---- DATA FOR THIS EXERCISE

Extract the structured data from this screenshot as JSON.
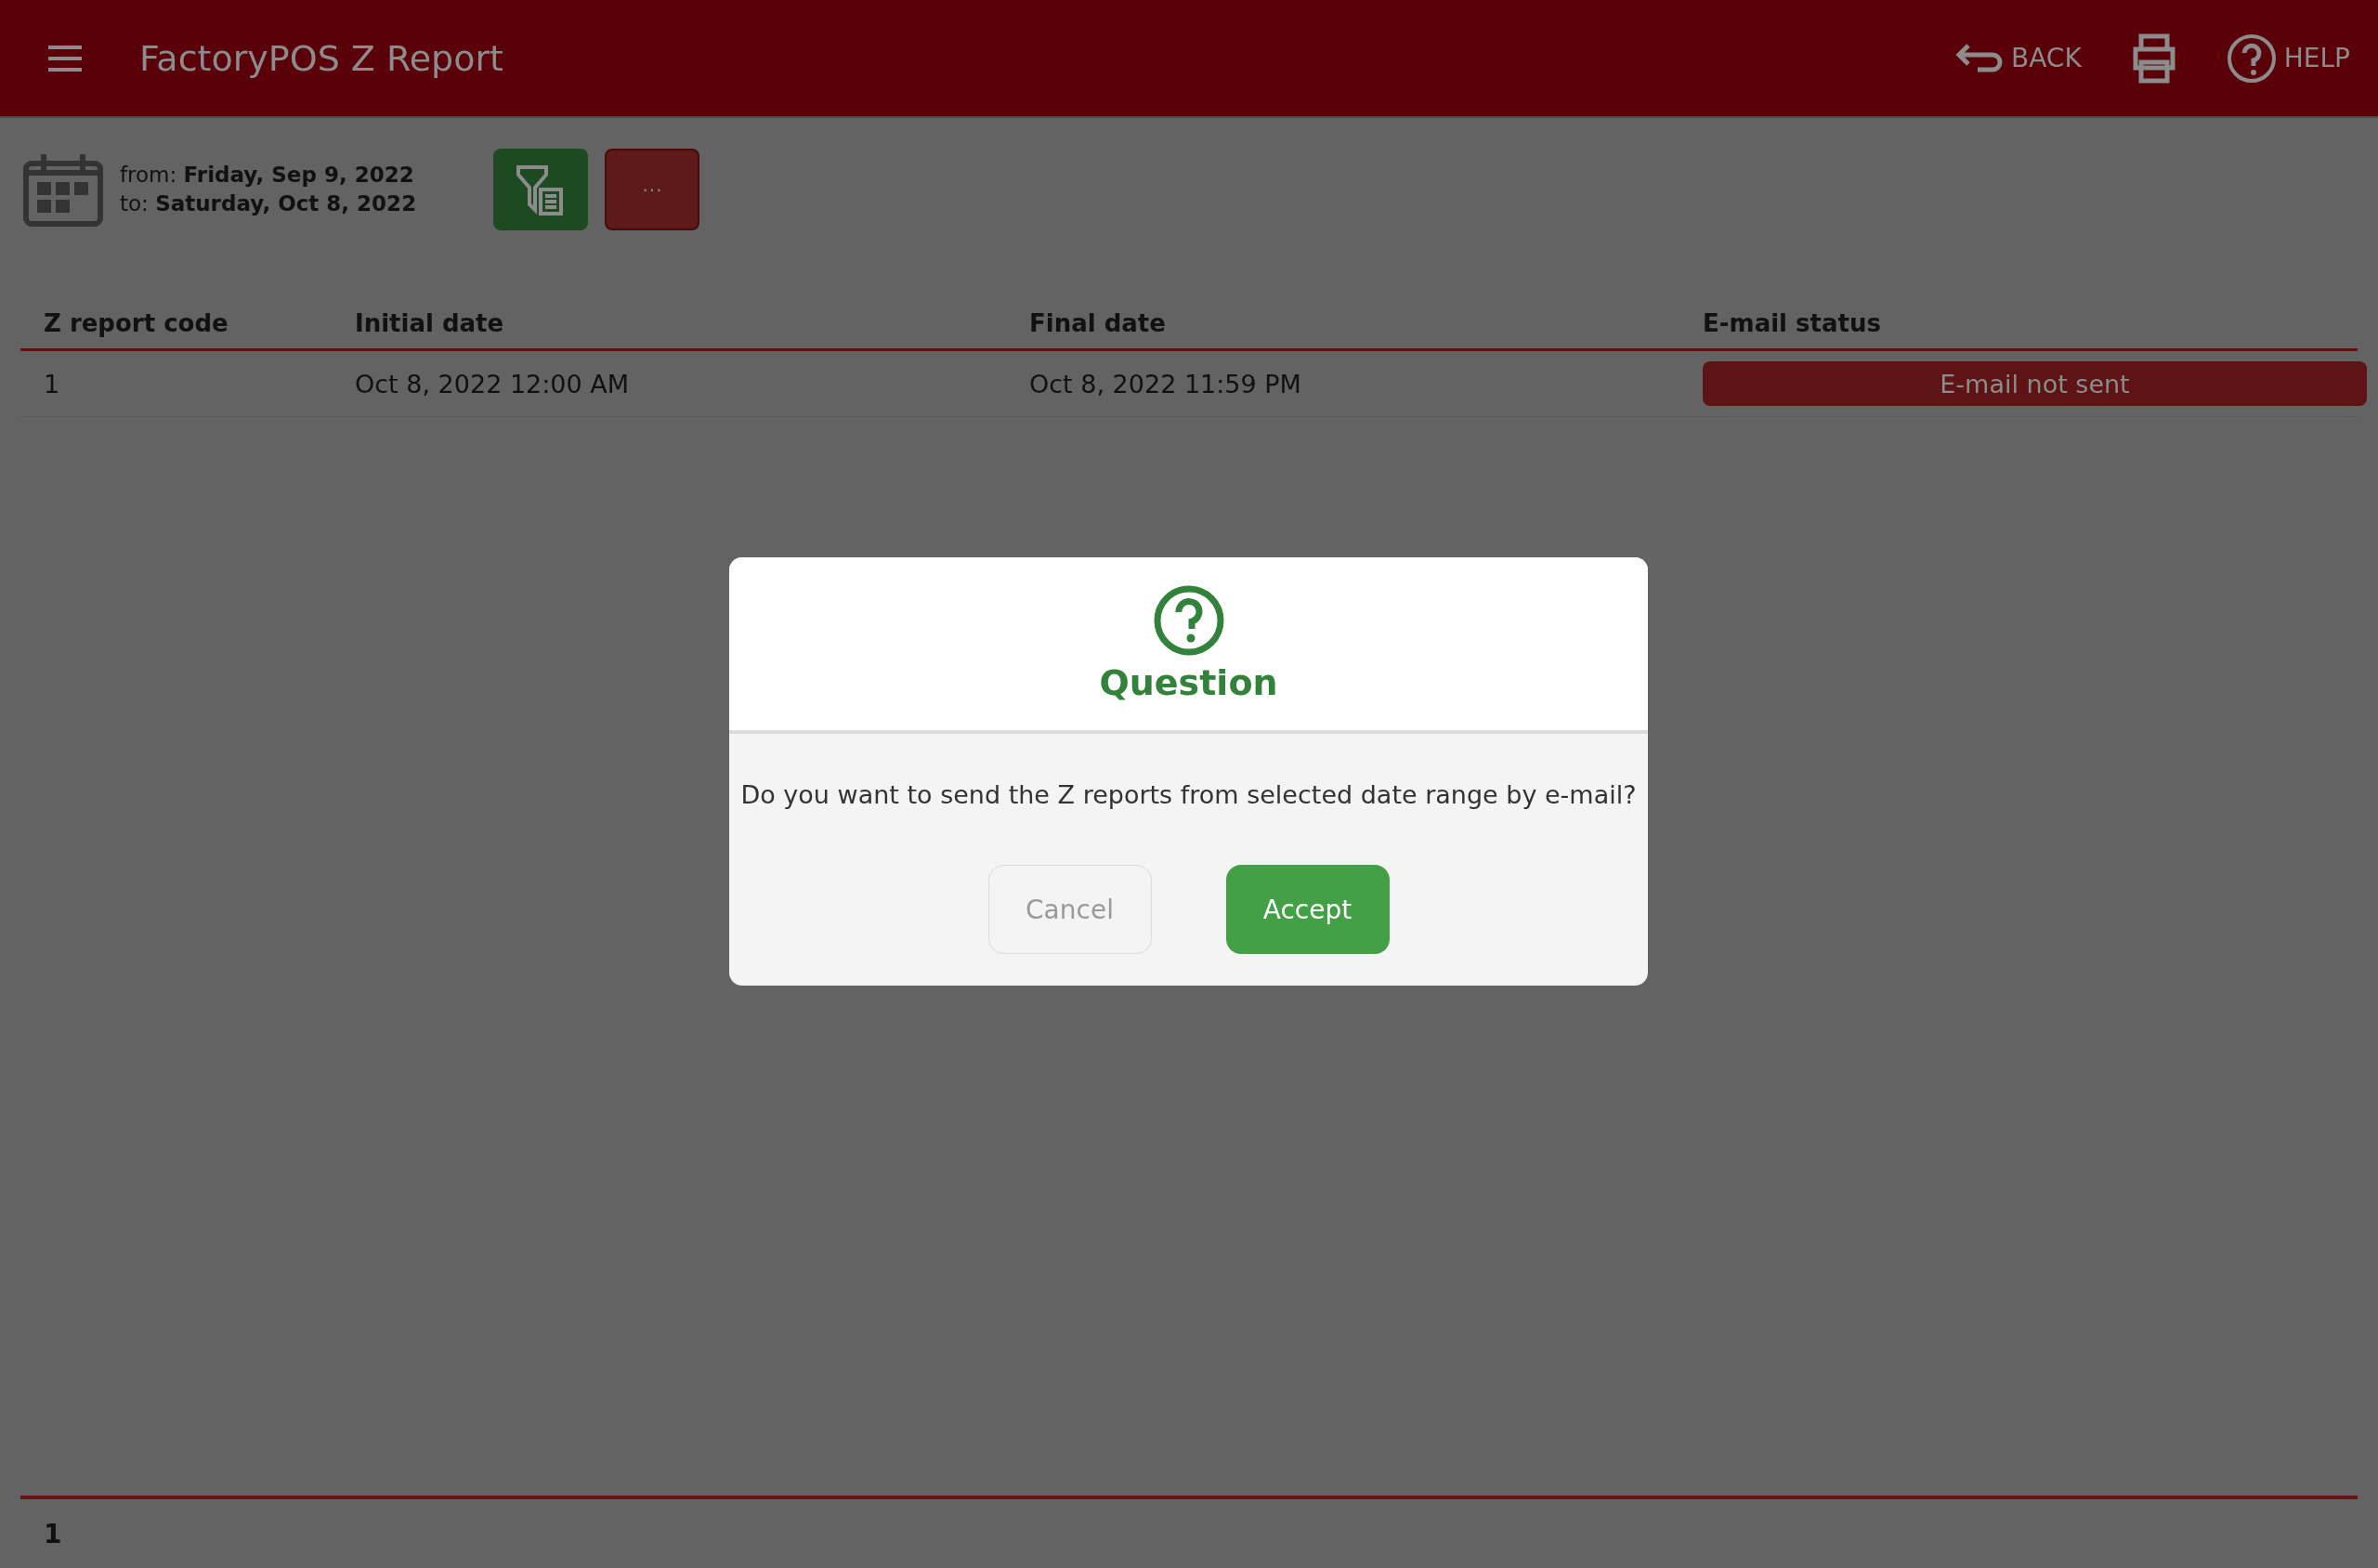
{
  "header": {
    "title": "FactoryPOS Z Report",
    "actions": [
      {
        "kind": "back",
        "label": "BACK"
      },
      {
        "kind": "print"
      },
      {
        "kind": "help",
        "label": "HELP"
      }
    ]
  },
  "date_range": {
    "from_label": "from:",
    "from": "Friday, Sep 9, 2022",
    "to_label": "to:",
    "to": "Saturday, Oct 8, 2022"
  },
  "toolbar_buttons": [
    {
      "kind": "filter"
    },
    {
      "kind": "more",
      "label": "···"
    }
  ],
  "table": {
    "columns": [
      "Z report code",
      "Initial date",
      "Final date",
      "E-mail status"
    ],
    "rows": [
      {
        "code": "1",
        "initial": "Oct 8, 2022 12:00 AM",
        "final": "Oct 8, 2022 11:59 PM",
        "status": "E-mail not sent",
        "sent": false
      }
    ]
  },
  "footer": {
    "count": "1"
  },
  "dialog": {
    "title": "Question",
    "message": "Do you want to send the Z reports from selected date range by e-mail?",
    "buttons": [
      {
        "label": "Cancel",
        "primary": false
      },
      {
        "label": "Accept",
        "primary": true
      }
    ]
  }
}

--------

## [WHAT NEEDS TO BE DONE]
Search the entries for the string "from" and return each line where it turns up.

## [ANSWER AREA]
Extract the structured data from this screenshot as JSON.
    "from_label": "from:",
    "from": "Friday, Sep 9, 2022",
    "message": "Do you want to send the Z reports from selected date range by e-mail?",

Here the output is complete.